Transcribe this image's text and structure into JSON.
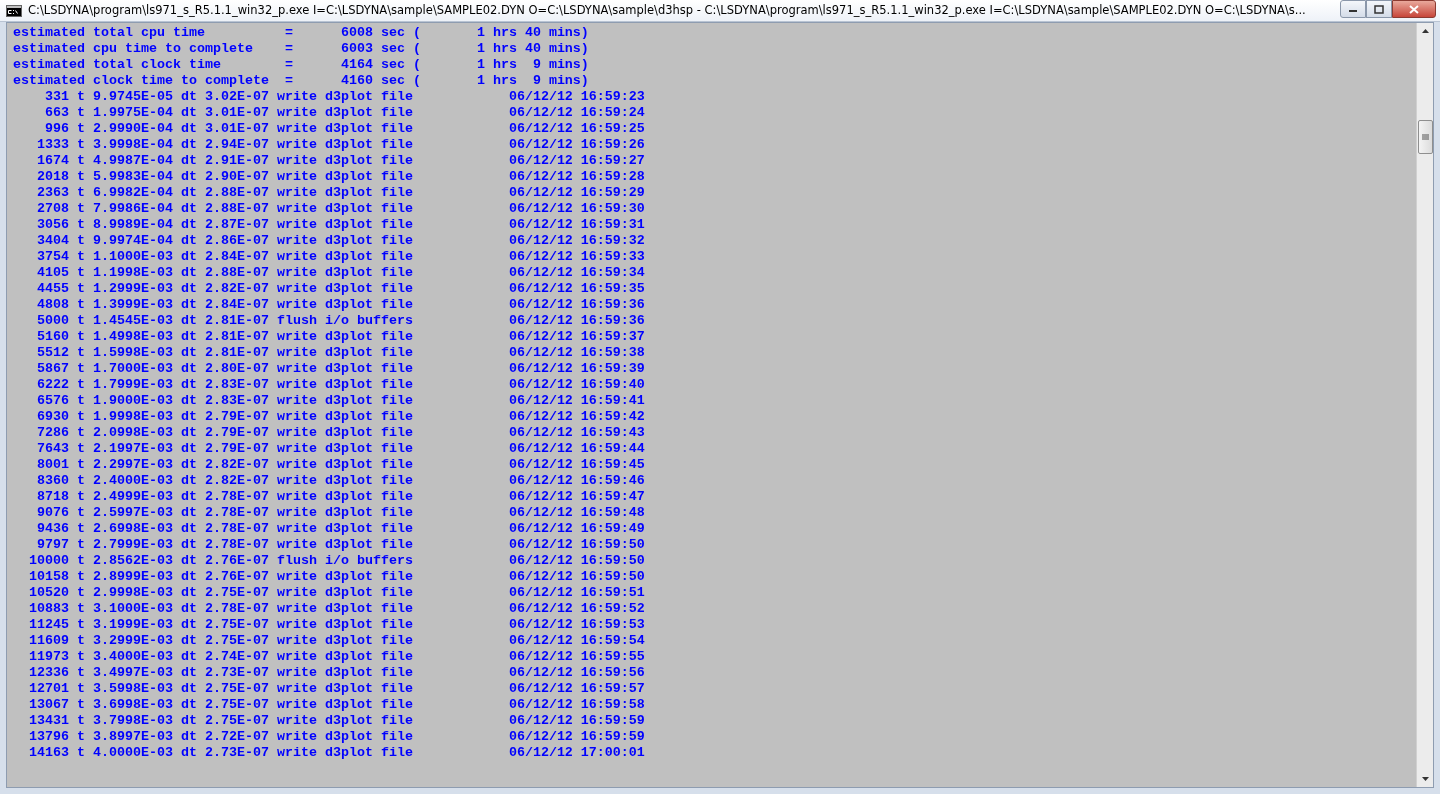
{
  "window": {
    "title": "C:\\LSDYNA\\program\\ls971_s_R5.1.1_win32_p.exe  I=C:\\LSDYNA\\sample\\SAMPLE02.DYN O=C:\\LSDYNA\\sample\\d3hsp - C:\\LSDYNA\\program\\ls971_s_R5.1.1_win32_p.exe   I=C:\\LSDYNA\\sample\\SAMPLE02.DYN O=C:\\LSDYNA\\s..."
  },
  "console_lines": [
    "estimated total cpu time          =      6008 sec (       1 hrs 40 mins)",
    "estimated cpu time to complete    =      6003 sec (       1 hrs 40 mins)",
    "estimated total clock time        =      4164 sec (       1 hrs  9 mins)",
    "estimated clock time to complete  =      4160 sec (       1 hrs  9 mins)",
    "    331 t 9.9745E-05 dt 3.02E-07 write d3plot file            06/12/12 16:59:23",
    "    663 t 1.9975E-04 dt 3.01E-07 write d3plot file            06/12/12 16:59:24",
    "    996 t 2.9990E-04 dt 3.01E-07 write d3plot file            06/12/12 16:59:25",
    "   1333 t 3.9998E-04 dt 2.94E-07 write d3plot file            06/12/12 16:59:26",
    "   1674 t 4.9987E-04 dt 2.91E-07 write d3plot file            06/12/12 16:59:27",
    "   2018 t 5.9983E-04 dt 2.90E-07 write d3plot file            06/12/12 16:59:28",
    "   2363 t 6.9982E-04 dt 2.88E-07 write d3plot file            06/12/12 16:59:29",
    "   2708 t 7.9986E-04 dt 2.88E-07 write d3plot file            06/12/12 16:59:30",
    "   3056 t 8.9989E-04 dt 2.87E-07 write d3plot file            06/12/12 16:59:31",
    "   3404 t 9.9974E-04 dt 2.86E-07 write d3plot file            06/12/12 16:59:32",
    "   3754 t 1.1000E-03 dt 2.84E-07 write d3plot file            06/12/12 16:59:33",
    "   4105 t 1.1998E-03 dt 2.88E-07 write d3plot file            06/12/12 16:59:34",
    "   4455 t 1.2999E-03 dt 2.82E-07 write d3plot file            06/12/12 16:59:35",
    "   4808 t 1.3999E-03 dt 2.84E-07 write d3plot file            06/12/12 16:59:36",
    "   5000 t 1.4545E-03 dt 2.81E-07 flush i/o buffers            06/12/12 16:59:36",
    "   5160 t 1.4998E-03 dt 2.81E-07 write d3plot file            06/12/12 16:59:37",
    "   5512 t 1.5998E-03 dt 2.81E-07 write d3plot file            06/12/12 16:59:38",
    "   5867 t 1.7000E-03 dt 2.80E-07 write d3plot file            06/12/12 16:59:39",
    "   6222 t 1.7999E-03 dt 2.83E-07 write d3plot file            06/12/12 16:59:40",
    "   6576 t 1.9000E-03 dt 2.83E-07 write d3plot file            06/12/12 16:59:41",
    "   6930 t 1.9998E-03 dt 2.79E-07 write d3plot file            06/12/12 16:59:42",
    "   7286 t 2.0998E-03 dt 2.79E-07 write d3plot file            06/12/12 16:59:43",
    "   7643 t 2.1997E-03 dt 2.79E-07 write d3plot file            06/12/12 16:59:44",
    "   8001 t 2.2997E-03 dt 2.82E-07 write d3plot file            06/12/12 16:59:45",
    "   8360 t 2.4000E-03 dt 2.82E-07 write d3plot file            06/12/12 16:59:46",
    "   8718 t 2.4999E-03 dt 2.78E-07 write d3plot file            06/12/12 16:59:47",
    "   9076 t 2.5997E-03 dt 2.78E-07 write d3plot file            06/12/12 16:59:48",
    "   9436 t 2.6998E-03 dt 2.78E-07 write d3plot file            06/12/12 16:59:49",
    "   9797 t 2.7999E-03 dt 2.78E-07 write d3plot file            06/12/12 16:59:50",
    "  10000 t 2.8562E-03 dt 2.76E-07 flush i/o buffers            06/12/12 16:59:50",
    "  10158 t 2.8999E-03 dt 2.76E-07 write d3plot file            06/12/12 16:59:50",
    "  10520 t 2.9998E-03 dt 2.75E-07 write d3plot file            06/12/12 16:59:51",
    "  10883 t 3.1000E-03 dt 2.78E-07 write d3plot file            06/12/12 16:59:52",
    "  11245 t 3.1999E-03 dt 2.75E-07 write d3plot file            06/12/12 16:59:53",
    "  11609 t 3.2999E-03 dt 2.75E-07 write d3plot file            06/12/12 16:59:54",
    "  11973 t 3.4000E-03 dt 2.74E-07 write d3plot file            06/12/12 16:59:55",
    "  12336 t 3.4997E-03 dt 2.73E-07 write d3plot file            06/12/12 16:59:56",
    "  12701 t 3.5998E-03 dt 2.75E-07 write d3plot file            06/12/12 16:59:57",
    "  13067 t 3.6998E-03 dt 2.75E-07 write d3plot file            06/12/12 16:59:58",
    "  13431 t 3.7998E-03 dt 2.75E-07 write d3plot file            06/12/12 16:59:59",
    "  13796 t 3.8997E-03 dt 2.72E-07 write d3plot file            06/12/12 16:59:59",
    "  14163 t 4.0000E-03 dt 2.73E-07 write d3plot file            06/12/12 17:00:01"
  ]
}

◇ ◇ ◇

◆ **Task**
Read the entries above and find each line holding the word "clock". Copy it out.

◆ **Response area**
    "estimated total clock time        =      4164 sec (       1 hrs  9 mins)",
    "estimated clock time to complete  =      4160 sec (       1 hrs  9 mins)",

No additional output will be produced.